5. If anyone says they are "finished" when they are clearly not, ask them to add more details. Tell them how much you LOVE really awesome work. Tell them you can't wait to see their finished products. Set the bar HIGH and do so QUICKLY. For those who truly ARE finished, praise their work and allow them to write a story, draw a picture, or read a book. NEVER make finished students just sit there or put their heads down.
6. If anyone raises his or her hand to ask you a question while coloring, go WILD with praise! Tell him or her (loudly enough for the whole class to hear) how smart he or she is to know how to ask a question in class! Say things like, "Oh, my goodness! I can't BELIEVE you already know to RAISE YOUR HAND when you want something! You guys are SO SMART!!! I bet you all know not to get up out of your chairs without permission as well! WOW!" Without boring them, you will be teaching your kids what you expect. And you'll be setting a positive, supportive, nurturing climate. Work in other rules as they come up as well!
7. Don't "ignore" questionable behavior, even if it's only the first activity of the very first day. You usually only get one day to make an impression and set the mood. Do it while your kids are still anxious and nervous. It may be the only chance you get -- especially with regard to the kids already testing your limits. Know what you want your classroom to be like from moment one, and mold your kids accordingly. Put a calm, gentle hand on the back of any antsy kids or "talkers," whispering in their ears to remind them to sit still, work quietly, etc. as you do so. A calm, gentle hand and private whisper can work wonders for your already on-edge kids. Let them know who's boss, but do it lovingly and consistently. While it may take a lot of effort to train your kids in the beginning of the year, later in the year, you should reap your reward! Ignore questionable behavior, and your class is likely to be out of control by mid-year, causing you to work much harder (and possibly lose your love for teaching...as well as your sanity) as you count down the days to summer vacation.
8. Be over-prepared. Make sure you have MORE THAN ENOUGH to do with your kids throughout the day. Idle hands are NOT good! Keep your kids busy, happy, and learning.
9. Make sure your classroom is set up so that you can see everyone at ALL times...and that nothing can fall over or hurt kids if bumped into accidentally. Safety first. You MUST be able to see what is going on in your classroom from wherever you are...ALL the time. Cute centers, corners, and reading areas are fine...just make sure you have full vision of who is there and what they are doing from wherever you might possibly be.

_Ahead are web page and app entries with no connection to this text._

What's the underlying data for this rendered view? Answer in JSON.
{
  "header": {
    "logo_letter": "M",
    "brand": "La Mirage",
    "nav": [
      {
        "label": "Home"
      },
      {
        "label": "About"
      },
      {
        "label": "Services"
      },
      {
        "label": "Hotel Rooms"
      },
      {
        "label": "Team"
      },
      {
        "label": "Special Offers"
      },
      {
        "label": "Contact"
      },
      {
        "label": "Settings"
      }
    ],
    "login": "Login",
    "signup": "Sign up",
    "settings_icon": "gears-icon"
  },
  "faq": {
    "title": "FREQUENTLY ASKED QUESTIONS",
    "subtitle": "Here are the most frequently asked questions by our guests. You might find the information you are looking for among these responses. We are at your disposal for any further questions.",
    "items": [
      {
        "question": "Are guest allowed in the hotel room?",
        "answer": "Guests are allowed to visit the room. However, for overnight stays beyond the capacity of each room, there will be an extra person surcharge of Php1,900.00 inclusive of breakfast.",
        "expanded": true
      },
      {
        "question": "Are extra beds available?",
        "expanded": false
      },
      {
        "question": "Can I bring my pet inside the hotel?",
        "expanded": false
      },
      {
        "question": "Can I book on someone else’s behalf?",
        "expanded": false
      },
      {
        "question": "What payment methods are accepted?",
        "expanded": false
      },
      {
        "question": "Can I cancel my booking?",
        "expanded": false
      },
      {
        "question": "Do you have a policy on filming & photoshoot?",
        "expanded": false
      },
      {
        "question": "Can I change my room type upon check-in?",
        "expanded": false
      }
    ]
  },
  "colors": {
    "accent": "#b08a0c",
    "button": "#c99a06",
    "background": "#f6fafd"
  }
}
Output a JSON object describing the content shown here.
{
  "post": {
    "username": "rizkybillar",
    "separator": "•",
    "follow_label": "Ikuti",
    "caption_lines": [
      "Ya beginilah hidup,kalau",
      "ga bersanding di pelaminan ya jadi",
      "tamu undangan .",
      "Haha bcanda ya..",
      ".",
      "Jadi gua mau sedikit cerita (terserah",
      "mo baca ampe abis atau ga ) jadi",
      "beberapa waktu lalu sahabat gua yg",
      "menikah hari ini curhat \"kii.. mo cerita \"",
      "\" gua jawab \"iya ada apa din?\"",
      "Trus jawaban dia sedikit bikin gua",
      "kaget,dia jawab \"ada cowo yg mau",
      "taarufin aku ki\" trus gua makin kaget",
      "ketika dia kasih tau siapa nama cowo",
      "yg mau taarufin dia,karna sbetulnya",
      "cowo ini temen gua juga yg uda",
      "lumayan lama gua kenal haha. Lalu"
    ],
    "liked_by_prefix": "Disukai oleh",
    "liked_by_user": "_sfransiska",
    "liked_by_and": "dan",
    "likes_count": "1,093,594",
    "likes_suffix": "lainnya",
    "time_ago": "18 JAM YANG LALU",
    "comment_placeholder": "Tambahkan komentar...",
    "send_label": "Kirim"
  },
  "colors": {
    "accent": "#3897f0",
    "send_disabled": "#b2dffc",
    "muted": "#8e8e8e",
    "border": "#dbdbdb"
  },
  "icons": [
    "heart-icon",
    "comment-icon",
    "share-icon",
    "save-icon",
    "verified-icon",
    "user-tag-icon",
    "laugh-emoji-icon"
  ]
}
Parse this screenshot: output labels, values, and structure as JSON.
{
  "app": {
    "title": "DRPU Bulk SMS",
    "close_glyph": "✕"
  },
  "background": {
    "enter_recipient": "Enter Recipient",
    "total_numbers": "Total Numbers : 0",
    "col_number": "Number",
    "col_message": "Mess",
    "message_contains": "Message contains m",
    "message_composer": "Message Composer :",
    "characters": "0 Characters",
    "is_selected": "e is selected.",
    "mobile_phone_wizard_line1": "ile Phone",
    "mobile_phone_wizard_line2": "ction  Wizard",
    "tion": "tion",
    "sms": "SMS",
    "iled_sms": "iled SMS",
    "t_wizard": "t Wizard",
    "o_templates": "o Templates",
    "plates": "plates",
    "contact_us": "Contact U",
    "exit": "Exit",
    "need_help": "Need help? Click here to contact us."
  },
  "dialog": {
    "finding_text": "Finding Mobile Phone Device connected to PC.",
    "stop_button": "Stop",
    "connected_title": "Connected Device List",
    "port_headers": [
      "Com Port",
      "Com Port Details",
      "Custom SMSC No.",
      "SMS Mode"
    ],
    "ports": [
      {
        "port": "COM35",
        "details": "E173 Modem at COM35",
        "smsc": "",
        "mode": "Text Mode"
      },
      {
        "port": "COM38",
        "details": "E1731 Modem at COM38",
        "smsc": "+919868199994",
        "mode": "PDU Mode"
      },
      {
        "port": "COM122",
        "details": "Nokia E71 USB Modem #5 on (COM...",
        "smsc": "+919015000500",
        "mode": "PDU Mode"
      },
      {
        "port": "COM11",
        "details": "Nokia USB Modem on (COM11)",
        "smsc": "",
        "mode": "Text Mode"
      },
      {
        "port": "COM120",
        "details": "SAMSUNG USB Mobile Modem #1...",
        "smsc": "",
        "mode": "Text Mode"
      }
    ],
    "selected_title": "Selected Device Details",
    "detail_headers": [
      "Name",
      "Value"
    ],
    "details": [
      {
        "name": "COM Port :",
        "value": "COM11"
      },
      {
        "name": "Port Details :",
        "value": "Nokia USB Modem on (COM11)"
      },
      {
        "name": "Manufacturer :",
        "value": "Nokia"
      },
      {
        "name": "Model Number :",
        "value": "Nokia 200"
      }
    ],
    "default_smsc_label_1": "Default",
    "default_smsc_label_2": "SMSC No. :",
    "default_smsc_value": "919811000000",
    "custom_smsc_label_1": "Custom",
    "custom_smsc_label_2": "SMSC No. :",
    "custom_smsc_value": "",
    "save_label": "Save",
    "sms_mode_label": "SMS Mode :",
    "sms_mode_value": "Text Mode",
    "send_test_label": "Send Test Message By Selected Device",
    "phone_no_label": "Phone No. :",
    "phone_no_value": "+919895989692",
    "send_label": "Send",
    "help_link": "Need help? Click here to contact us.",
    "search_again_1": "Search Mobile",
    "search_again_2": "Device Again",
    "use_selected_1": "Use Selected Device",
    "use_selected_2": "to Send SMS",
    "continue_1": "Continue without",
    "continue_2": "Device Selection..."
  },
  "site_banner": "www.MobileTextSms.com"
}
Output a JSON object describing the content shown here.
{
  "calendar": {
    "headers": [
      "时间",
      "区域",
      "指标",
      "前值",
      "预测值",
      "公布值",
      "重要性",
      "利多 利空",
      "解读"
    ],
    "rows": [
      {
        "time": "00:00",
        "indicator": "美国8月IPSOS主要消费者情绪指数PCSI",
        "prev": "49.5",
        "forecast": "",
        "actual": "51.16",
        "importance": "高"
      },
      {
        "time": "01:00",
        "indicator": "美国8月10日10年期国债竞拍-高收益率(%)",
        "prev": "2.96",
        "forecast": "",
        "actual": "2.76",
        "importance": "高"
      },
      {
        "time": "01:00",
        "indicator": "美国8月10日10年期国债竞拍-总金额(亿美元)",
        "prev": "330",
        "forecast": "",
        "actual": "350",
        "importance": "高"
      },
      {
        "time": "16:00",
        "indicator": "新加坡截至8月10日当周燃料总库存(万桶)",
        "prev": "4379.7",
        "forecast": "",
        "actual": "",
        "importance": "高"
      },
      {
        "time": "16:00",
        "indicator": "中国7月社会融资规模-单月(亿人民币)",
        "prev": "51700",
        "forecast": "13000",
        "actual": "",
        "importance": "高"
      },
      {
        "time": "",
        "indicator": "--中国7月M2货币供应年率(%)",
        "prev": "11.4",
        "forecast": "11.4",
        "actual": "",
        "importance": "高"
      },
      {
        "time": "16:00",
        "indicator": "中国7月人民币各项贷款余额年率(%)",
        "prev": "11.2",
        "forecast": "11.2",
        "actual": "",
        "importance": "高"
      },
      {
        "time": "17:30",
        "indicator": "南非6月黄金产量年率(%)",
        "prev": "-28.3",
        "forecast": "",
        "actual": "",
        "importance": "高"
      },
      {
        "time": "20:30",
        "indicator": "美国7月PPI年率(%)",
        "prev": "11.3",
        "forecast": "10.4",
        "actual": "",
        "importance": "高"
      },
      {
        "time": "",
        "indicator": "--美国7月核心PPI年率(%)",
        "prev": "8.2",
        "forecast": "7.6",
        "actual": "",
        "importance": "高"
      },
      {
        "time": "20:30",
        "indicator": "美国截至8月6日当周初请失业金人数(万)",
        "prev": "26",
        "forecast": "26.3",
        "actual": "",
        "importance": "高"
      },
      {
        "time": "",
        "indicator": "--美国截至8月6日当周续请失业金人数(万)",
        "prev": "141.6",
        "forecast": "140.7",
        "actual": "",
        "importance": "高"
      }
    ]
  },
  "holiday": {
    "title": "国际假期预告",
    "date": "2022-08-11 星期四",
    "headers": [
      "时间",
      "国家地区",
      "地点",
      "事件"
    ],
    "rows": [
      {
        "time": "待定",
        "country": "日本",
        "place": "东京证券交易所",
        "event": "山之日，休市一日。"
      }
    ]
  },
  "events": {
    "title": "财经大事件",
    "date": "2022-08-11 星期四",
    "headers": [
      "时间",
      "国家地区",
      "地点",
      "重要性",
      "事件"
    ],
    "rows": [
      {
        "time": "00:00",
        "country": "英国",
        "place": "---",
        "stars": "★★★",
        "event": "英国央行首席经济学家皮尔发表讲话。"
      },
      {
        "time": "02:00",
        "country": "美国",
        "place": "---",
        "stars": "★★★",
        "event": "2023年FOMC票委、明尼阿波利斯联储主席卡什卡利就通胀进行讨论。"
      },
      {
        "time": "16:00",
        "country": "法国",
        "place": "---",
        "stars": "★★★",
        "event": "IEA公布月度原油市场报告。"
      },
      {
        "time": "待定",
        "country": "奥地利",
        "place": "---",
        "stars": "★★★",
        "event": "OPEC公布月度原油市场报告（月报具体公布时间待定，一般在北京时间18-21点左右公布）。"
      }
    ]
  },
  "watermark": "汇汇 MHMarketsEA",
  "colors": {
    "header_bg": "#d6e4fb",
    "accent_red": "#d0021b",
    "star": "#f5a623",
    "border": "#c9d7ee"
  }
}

10. Have fun! I've heard some teachers say that they don't smile until the third month of school in order to get control of their classrooms. This is totally unnecessary! You can smile. You can be nice. You can even have FUN with your kids on a DAILY basis. You just can't let any misbehaviors slide. Small misbehaviors early in the year turn into LARGE misbehaviors later in the year. So be silly...creative...fun loving..., but take the time to squelch any wrongdoings as they occur. Smile every day and have FUN teaching your kids what they need to know to leave your classroom on, or, preferably, ABOVE grade level. This is your life...your career...make it FUN and REWARDING for both you and your students!
Wishing you all the best and much success...and hoping you have a FABULOUS first day,
Author of Kinders Can! READ and WRITE!
Go to www.KindersCanReadandWrite.com to read a free sample!